- Heegaard ED, Qvortrup K, Christensen J: Baculovirus expression of erythrovirus V9 capsids and screening by ELISA: serologic cross-reactivity with erythrovirus B19. J Med Virol. 2002, 66: 246-252. 10.1002/jmv.2137.View ArticlePubMed
- Jensen ART, Magistrado P, Sharp S, Joergensen L, Larvtsen T, Chiucchiuini A, Salanti A, Vestergaard LS, Lusingu JP, Hermsen R, Sauerwein R, Christensen J, Neilsen MA, Hviid L, Sutherland C, Staalsoe T, Theander TG: Plasmodium falciparum associated with severe childhood malaria preferentially expresses PfEMP1 encoded by group A var genes. J Exp Med. 2004, 199: 1179-1190. 10.1084/jem.20040274.PubMed CentralView ArticlePubMed
- Jensen ATR, Ismail A, Gaafar A, El Aassan AM, Theander TG: Humoral and cellular responses to Sucrose regulated protein 78 – a novel Leishmania donovani antigen. Trop Med Int Health. 2002, 7: 471-476. 10.1046/j.1365-3156.2002.00880.x.View ArticlePubMed

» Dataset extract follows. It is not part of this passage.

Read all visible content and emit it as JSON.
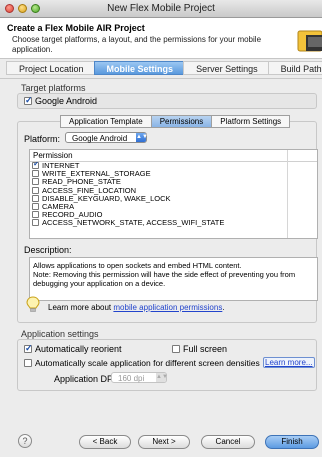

- Jensen ART, Gasim S, Ismail A, Gaafar A, Kurtzhals JAL, Kemp M, EL Hassan AM, Kharazmi A, Theander TG: Humoral and cellular immune response to synthetic peptides of the Leishmania donovoni Kinetoplastid membrane protein-11 . Scand J Immuno. 1998, 48: 108-109.View Article
- Jacobson RH: Validation of serological assays for diagnosis of infectious diseases. Rev Sci Tech. 1998, 17: 469-526.PubMed
- Carson RT, Vignali DAA: Simultaneous quantitation of 15 cytokines using a multiplex flow cytometric assay. J Immunol Methods. 1999, 227 (1-2): 41-52. 10.1016/S0022-1759(99)00069-1.View ArticlePubMed
- Biagini RE, Murphy DM, Sammons DL, Smith JP, Striley CA, MacKennzie BA: Development of multiplexed fluorescence microbead covalent assays (FMCAs) for pesticide biomonitoring. Bull Environ Contam Toxicol. 2002, 68: 470-477. 10.1007/s001280278.View ArticlePubMed
- Fulton RJ, McDade RL, Smith PL, Kienker LJ, Kettman JR: Advanced multiplex analysis with the FlowMatrix™ system. Clinical Chemistry. 1997, 43: 1749-1759.PubMed
- Biagini RE, Sammons DL, Smith JP, MacKennzie BA, Striley CAF, Semenova V, Steward-Clark E, Stamey K, Freeman AE, Quinn CP, Snawder JE: Comparison of a multiplex fluorescent covalent microsphere immunoassay and an enzyme-linked immunoassay for measurement of human immunoglobulin G antibodies to anthrax toxins. Clin Vacc Immunol. 2003, 11: 50-55.View Article
This article is published under license to BioMed Central Ltd. This is an Open Access article distributed under the terms of the Creative Commons Attribution License (http://creativecommons.org/licenses/by/2.0), which permits unrestricted use, distribution, and reproduction in any medium, provided the original work is properly cited.